Now I have a secret, and it is like an illness. My habit of concealment is so highly developed I am able to accommodate it. But is is painful--hiding it, living with it. The secrecy re-creates the multiple lives that I am used to. But it is not simple, and it is not the game I had invented as a teenager. I am fifty-two. I know that a double life, a life of multiple personalities, is not an alternating existence of first one then another, like an actor changing clothes. It is both lives, multiple lives, felt and led simultaneously.
And so all the time I am Gary Freedman, watching television or listening to music; going to the library or reading a book; or walking down the street or telling my therapist stories or making plans or fantasizing about making love--all that time, the secret twitches within me.
I believe that others too lead multiple lives. Complex people playing multiple roles. Like myself there are people who are explorers and criminals, suicidal psychotics and saints, political prisoners and statesmen, actors and men of the cloth. We do not will these beings into existence. These multiple personalities emerge of their own accord. They are directed by our unconscious wishes, fantasies, conflicts and prohibitions. Psychic complexity cripples some lives and enriches others.
The multiple personalities of my self make me especially sensitive to the multiplicity of others.

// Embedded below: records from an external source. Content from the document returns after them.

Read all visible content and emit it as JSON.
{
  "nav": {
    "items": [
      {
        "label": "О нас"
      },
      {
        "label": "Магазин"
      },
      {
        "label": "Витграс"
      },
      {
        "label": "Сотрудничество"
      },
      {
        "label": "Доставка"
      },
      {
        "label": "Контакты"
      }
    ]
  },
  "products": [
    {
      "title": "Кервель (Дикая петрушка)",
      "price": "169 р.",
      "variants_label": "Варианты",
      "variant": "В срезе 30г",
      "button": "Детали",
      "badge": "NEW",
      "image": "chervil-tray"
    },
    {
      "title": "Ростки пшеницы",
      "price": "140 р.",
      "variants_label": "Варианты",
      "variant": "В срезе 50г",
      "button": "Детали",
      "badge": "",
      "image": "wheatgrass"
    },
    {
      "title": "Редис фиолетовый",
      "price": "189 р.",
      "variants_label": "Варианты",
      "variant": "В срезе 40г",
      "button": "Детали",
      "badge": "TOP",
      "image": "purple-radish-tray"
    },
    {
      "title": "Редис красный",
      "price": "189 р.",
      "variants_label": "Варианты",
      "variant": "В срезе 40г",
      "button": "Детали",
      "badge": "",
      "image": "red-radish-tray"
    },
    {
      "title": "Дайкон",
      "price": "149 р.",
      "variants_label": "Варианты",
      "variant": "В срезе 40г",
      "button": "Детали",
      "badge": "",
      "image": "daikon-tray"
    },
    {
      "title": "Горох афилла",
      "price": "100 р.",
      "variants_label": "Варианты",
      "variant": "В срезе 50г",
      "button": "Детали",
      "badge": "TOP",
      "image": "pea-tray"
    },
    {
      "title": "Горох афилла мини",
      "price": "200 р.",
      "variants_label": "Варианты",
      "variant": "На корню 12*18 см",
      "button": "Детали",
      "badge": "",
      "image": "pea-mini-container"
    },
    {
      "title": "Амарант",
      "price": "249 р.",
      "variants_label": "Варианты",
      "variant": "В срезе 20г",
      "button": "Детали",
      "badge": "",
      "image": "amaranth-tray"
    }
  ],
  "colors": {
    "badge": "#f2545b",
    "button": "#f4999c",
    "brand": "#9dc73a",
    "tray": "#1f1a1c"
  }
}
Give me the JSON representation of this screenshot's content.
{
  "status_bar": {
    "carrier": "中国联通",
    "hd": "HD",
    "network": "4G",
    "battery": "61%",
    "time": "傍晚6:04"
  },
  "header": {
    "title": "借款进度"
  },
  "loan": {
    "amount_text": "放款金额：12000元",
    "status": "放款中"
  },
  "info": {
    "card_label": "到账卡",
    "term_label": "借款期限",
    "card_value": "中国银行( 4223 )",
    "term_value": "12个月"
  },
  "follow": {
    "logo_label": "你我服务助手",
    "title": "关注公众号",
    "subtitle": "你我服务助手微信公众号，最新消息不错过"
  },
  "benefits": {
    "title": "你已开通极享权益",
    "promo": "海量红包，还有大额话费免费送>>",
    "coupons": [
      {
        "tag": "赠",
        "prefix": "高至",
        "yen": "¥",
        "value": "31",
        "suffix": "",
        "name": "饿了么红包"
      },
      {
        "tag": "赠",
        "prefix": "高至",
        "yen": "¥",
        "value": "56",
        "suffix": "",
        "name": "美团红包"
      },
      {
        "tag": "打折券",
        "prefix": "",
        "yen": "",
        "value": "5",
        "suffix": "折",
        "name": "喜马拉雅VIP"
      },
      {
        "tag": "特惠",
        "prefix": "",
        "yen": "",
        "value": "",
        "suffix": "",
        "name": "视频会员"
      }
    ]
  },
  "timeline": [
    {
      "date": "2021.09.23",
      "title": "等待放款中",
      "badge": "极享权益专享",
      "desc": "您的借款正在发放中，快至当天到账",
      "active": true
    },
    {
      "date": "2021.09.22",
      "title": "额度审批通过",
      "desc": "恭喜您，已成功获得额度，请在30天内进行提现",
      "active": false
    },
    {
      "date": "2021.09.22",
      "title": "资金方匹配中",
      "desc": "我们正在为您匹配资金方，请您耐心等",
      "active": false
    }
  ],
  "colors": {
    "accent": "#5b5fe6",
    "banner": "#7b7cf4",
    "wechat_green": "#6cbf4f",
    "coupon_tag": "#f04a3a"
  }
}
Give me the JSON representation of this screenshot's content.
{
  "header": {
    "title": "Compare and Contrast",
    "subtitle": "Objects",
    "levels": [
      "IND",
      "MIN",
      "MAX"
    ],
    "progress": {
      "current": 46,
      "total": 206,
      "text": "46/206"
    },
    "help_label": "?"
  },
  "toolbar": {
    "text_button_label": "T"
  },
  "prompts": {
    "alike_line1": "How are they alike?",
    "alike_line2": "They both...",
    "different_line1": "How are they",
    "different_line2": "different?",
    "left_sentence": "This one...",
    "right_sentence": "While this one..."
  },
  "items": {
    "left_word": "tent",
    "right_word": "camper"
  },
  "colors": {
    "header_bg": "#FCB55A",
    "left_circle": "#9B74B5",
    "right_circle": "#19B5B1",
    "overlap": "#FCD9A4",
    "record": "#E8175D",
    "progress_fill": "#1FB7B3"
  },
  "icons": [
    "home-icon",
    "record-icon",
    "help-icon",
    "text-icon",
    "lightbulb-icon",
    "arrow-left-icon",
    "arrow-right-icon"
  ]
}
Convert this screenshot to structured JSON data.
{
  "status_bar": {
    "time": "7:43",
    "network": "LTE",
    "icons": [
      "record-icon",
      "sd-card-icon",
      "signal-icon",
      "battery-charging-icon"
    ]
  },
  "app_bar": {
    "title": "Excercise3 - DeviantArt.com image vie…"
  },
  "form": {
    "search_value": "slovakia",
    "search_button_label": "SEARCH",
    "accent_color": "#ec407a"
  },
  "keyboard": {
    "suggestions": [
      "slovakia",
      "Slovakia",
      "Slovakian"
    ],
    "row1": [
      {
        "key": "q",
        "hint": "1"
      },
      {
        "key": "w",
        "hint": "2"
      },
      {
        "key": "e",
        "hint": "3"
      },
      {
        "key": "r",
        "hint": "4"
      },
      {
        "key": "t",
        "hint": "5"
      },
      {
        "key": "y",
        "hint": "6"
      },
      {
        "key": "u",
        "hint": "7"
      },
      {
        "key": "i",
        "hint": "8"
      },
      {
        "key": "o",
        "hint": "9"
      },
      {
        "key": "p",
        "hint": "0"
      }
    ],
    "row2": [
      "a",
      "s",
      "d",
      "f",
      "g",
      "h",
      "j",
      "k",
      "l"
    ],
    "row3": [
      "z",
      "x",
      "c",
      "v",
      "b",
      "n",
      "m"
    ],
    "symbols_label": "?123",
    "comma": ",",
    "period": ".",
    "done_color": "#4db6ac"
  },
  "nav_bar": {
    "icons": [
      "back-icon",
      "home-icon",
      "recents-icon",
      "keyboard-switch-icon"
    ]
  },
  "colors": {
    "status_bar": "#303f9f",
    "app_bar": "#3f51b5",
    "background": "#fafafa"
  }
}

Identity diffusion, like the gift of empathizing, central to such diverse arts as psychotherapy and playwriting is little understood. The special kind of imagination that permits one to imagine another, to put himself in the place of another, involves at the very least some experience of incompletion on the part of the "I," with some hope of closure by way of identification with the "thou," thus often thought in Western culture as a feminine quality. But there is more than this. There is a diffusion of identity to accommodate--an inner gallery of characters, and there is a detached witnessing of the entire process. Put to creative use, such a gallery may issue in the career choice of writer, actor, playwright, or any other artist. Given different dimensions, the outcome may be the practice of psychotherapy. With less good fortune, a self-effacing, indecisive chameleon emerges, with a chronic sense of weakness, suggestibility, fraudulence, or hypocrisy. I myself have ultimately known all these uses of my extraordinary state of multiple selves.